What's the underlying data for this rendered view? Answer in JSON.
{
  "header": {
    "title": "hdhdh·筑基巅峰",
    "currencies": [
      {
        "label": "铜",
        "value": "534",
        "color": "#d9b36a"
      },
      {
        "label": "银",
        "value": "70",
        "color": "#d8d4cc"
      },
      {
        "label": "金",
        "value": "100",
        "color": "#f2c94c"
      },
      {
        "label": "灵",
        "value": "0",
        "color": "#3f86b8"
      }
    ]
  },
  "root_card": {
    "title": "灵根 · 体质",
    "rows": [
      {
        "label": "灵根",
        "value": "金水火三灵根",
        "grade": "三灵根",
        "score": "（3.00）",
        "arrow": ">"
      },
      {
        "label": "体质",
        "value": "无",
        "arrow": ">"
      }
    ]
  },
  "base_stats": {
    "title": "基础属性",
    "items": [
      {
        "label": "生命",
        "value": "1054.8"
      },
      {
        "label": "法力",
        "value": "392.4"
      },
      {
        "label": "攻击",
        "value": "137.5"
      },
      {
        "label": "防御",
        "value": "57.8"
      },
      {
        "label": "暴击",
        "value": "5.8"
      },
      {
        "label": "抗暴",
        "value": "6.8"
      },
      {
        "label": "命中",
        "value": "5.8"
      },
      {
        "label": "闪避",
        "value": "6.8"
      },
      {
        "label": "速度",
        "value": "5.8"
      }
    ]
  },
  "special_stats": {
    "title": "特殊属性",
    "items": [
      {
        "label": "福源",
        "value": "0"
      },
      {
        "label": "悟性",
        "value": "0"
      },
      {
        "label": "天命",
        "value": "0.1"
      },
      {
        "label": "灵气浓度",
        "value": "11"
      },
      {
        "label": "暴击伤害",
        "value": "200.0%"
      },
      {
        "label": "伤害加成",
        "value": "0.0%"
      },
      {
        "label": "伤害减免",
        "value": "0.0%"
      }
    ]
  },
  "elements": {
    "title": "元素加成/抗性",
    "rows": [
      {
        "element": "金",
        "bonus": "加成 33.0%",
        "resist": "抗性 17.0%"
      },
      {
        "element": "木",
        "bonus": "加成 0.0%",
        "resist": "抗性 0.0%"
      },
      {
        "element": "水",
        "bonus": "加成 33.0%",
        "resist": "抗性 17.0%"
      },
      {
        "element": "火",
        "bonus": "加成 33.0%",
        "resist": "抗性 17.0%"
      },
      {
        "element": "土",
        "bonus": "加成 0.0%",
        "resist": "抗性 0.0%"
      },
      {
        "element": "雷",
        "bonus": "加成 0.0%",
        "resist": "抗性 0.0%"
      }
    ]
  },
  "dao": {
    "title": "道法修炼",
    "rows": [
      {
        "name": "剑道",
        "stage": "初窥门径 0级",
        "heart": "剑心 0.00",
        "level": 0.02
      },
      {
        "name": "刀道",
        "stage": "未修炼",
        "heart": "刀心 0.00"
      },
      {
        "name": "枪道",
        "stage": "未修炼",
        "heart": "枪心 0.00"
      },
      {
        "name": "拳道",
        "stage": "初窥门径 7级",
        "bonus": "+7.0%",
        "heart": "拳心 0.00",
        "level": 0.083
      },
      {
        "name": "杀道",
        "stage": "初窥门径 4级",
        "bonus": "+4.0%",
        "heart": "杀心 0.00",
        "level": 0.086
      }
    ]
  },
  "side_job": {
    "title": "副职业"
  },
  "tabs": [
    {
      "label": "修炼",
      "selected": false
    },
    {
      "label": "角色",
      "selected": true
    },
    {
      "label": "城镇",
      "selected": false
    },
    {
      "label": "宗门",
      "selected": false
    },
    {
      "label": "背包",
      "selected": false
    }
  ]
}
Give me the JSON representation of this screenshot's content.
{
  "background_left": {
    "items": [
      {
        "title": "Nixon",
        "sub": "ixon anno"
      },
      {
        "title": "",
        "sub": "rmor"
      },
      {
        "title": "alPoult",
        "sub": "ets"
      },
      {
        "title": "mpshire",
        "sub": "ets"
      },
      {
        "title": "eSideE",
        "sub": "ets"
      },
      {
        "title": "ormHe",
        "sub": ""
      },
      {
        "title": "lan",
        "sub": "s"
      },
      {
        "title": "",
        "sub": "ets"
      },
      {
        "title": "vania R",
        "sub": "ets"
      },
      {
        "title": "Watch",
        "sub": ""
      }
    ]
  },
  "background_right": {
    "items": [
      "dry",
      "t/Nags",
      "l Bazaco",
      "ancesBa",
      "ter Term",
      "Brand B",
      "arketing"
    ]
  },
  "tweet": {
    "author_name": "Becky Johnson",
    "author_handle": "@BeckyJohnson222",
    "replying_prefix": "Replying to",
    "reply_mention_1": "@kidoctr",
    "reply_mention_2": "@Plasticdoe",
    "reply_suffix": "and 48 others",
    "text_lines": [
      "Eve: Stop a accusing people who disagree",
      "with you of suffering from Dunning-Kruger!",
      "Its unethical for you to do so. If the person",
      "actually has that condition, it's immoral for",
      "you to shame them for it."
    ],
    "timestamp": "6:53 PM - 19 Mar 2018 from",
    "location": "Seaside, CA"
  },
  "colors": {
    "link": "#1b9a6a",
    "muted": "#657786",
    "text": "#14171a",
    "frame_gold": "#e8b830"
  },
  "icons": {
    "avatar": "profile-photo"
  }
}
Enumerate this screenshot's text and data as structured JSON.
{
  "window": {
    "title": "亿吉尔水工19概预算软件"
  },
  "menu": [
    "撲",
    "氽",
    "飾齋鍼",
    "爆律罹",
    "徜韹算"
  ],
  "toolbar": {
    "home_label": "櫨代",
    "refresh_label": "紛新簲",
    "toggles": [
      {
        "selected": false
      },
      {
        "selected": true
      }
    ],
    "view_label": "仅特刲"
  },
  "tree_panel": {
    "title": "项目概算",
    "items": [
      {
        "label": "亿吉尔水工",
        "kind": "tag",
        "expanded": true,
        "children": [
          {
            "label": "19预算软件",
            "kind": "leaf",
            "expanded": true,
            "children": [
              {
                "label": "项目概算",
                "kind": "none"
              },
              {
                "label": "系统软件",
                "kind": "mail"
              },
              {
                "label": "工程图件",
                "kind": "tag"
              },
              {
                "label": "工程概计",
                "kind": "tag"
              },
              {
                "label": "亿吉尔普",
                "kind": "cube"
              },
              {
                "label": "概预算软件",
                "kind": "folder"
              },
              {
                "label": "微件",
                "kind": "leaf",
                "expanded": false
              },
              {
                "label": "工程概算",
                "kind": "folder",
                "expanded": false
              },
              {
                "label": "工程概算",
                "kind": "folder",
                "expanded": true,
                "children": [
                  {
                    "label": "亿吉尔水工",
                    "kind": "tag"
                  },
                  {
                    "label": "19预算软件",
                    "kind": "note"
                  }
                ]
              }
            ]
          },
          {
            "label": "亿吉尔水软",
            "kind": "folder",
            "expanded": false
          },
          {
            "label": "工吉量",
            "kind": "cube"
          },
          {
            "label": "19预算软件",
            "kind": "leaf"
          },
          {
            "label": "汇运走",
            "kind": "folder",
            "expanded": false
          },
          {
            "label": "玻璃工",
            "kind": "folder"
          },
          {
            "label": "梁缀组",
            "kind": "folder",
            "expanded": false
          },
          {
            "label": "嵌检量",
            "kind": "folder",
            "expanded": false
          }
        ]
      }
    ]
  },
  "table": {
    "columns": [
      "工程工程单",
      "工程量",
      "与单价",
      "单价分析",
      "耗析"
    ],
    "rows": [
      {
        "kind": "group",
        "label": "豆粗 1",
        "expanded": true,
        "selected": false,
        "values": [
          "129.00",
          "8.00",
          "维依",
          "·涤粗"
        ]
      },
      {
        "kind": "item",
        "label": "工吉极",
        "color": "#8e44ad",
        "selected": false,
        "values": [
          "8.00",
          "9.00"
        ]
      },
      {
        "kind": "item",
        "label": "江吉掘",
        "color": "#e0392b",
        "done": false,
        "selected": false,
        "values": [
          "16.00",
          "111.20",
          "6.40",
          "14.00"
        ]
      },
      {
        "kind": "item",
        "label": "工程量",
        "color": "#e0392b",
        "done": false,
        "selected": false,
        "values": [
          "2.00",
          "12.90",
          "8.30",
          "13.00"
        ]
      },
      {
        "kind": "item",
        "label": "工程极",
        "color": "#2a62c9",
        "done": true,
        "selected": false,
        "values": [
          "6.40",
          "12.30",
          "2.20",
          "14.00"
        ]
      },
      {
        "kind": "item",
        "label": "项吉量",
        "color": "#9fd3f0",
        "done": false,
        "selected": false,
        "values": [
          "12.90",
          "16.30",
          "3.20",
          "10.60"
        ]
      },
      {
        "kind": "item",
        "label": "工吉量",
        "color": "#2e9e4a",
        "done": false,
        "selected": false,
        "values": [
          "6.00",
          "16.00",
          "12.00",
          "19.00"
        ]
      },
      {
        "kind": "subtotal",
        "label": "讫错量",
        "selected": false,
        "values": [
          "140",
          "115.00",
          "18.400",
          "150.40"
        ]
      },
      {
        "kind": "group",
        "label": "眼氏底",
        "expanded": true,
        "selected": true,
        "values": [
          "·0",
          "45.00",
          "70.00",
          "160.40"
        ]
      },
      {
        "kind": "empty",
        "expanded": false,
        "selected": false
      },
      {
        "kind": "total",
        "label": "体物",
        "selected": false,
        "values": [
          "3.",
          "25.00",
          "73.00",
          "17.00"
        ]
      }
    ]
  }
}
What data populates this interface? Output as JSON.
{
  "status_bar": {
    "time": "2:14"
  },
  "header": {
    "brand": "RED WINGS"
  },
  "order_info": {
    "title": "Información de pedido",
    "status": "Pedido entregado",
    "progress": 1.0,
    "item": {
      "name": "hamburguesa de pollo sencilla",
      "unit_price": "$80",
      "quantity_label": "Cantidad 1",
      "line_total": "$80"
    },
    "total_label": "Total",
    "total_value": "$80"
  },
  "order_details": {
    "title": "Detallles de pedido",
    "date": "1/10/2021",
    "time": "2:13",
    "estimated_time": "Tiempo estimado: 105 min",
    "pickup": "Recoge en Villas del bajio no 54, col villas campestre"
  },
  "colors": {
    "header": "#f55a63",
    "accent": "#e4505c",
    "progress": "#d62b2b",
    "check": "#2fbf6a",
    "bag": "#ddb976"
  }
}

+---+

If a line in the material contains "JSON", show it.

What's the underlying data for this rendered view? Answer in JSON.
Give me the JSON representation of this screenshot's content.
Enumerate this screenshot's text and data as structured JSON.
What data populates this interface? Output as JSON.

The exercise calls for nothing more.